Without this final review, you run the risk of putting the wrong things on your shopping list, buying up all this stuff, but still feeling like you have nothing to wear. On the other hand, if you have the discipline to take this final step you’ll get a better idea of how your wardrobe items relate to each other, which in turn will help you to make more informed decisions about what to put on that shopping list.

You can think about the final step of a closet review in terms of the following questions:

  • How does each item fit into an outfit, or into several outfits? Are there any incomplete outfits?
  • What are your personal wardrobe essentials? Are you missing any of these items? Do you have any that need to be duplicated? 
  • Have you covered all the wardrobe capsules for your lifestyle? Sleepwear, underwear, lounge wear, socks and hosiery, workout wear and sports gear should not escape the closet review process. Be sure to address those areas of your life too.
  • How does each item fit into a capsule, or into several capsules? Are there any additions you could make to help existing items work with more capsules?
  • Do you need to build onto a particular capsule in order to get more mileage from its components?
  • Do you need to introduce colour and pattern? Do you need to introduce neutrals and solids? 
  • Do you have enough tops for your bottoms, and vice versa?
  • Do you have enough dresses to balance your outfits that are based on separates? 
  • What new styles or silhouettes would you like to try? Can you slot these silhouettes into an existing capsule, or do you need to build one from scratch? And if the latter, can you afford to build a new wardrobe capsule? 

When I review closets with my clients, we answer these questions as we haul out the items and spread them onto the bed. That helps us think of items in the outfit and capsule groupings. Visuals are important! I also encourage clients to try on suggested outfit combinations to make sure that they like the pairings. There is no use thinking up a combination in your head just to satisfy the need of creating an extra outfit when it doesn’t work in real life. Get cracking and try on those outfit combinations.

We end up spending a chunk of time creating outfits with existing items, as well as thinking about how we can create that next level of fabness by adding the right new items into the mix. As we go I capture the shopping list on a piece of paper, but you might want to use your laptop or iPad.

Remember that your shopping list is not cast in stone. You can change your mind as you see fit. But it does help you to focus on your needs when you shop. For example, as much as you love to shop for tops, you might have that covered. And what you really need is to flesh out your assortment of bottoms. If this is reflected on your list, and you make a point of using your list, there will be less dilly-dallying about, looking at tops. You will naturally focus on looking for the right bottoms. 

This process might sound overwhelming and I wish I had a shortcut solution, but there’s no free lunch.

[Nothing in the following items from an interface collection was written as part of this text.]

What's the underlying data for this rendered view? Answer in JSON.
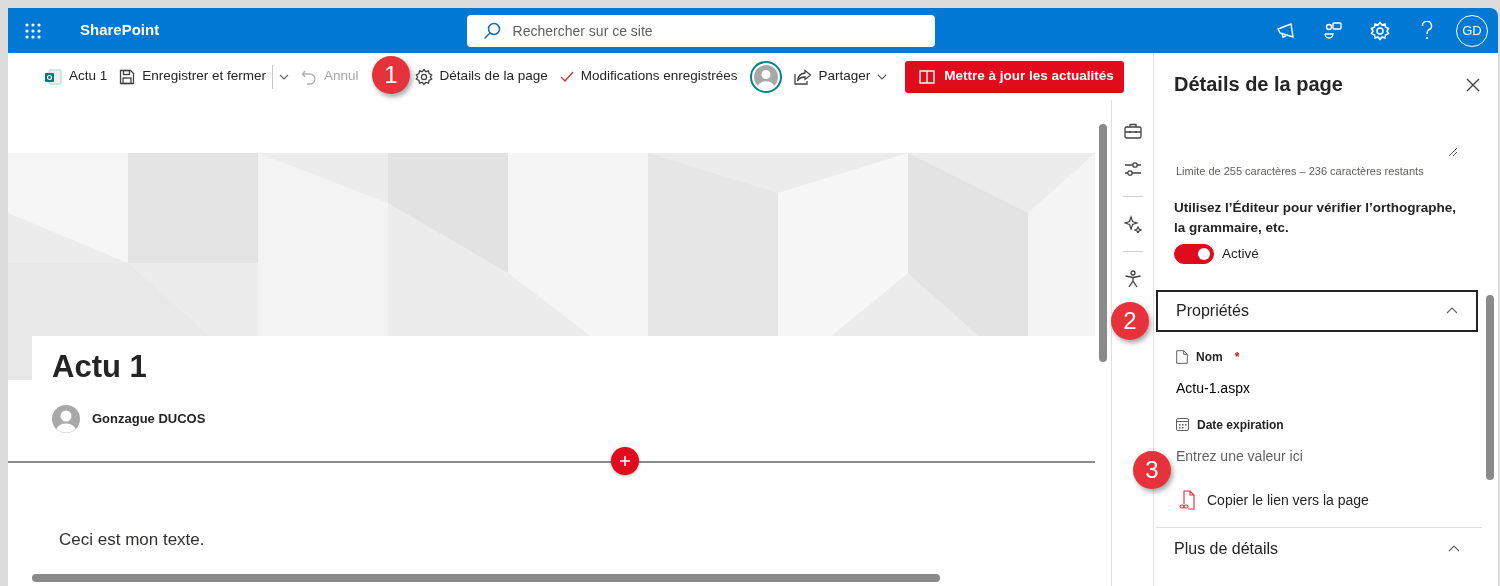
{
  "suite_bar": {
    "app_name": "SharePoint",
    "search": {
      "placeholder": "Rechercher sur ce site"
    },
    "account_initials": "GD"
  },
  "command_bar": {
    "items": [
      {
        "kind": "page",
        "label": "Actu 1",
        "disabled": false
      },
      {
        "kind": "save",
        "label": "Enregistrer et fermer",
        "disabled": false
      },
      {
        "kind": "undo",
        "label": "Annul",
        "disabled": true
      },
      {
        "kind": "details",
        "label": "Détails de la page",
        "disabled": false
      },
      {
        "kind": "status",
        "label": "Modifications enregistrées",
        "disabled": false
      },
      {
        "kind": "avatar"
      },
      {
        "kind": "share",
        "label": "Partager",
        "disabled": false
      }
    ],
    "primary_button": "Mettre à jour les actualités"
  },
  "page": {
    "title": "Actu 1",
    "author": "Gonzague DUCOS",
    "text": "Ceci est mon texte."
  },
  "details_panel": {
    "title": "Détails de la page",
    "char_hint": "Limite de 255 caractères – 236 caractères restants",
    "editor_label": "Utilisez l’Éditeur pour vérifier l’orthographe, la grammaire, etc.",
    "editor_toggle": {
      "on": true,
      "label": "Activé"
    },
    "sections": [
      {
        "title": "Propriétés",
        "expanded": true,
        "focused": true,
        "fields": [
          {
            "kind": "text",
            "label": "Nom",
            "required_mark": "*",
            "value": "Actu-1.aspx"
          },
          {
            "kind": "date",
            "label": "Date expiration",
            "placeholder": "Entrez une valeur ici"
          }
        ],
        "link": "Copier le lien vers la page"
      },
      {
        "title": "Plus de détails",
        "expanded": true,
        "focused": false
      }
    ]
  },
  "callouts": [
    {
      "number": "1"
    },
    {
      "number": "2"
    },
    {
      "number": "3"
    }
  ]
}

If you want to create a fully functional wardrobe in a cost effective manner, closet review discipline pays off. The good news is that the more regularly you review, the faster and easier the process becomes. As practice hones your closet review skills, you will reach a point where editing and adding to your wardrobe becomes much less a process and much more intuitive. When that happens, fashion becomes more fun than ever.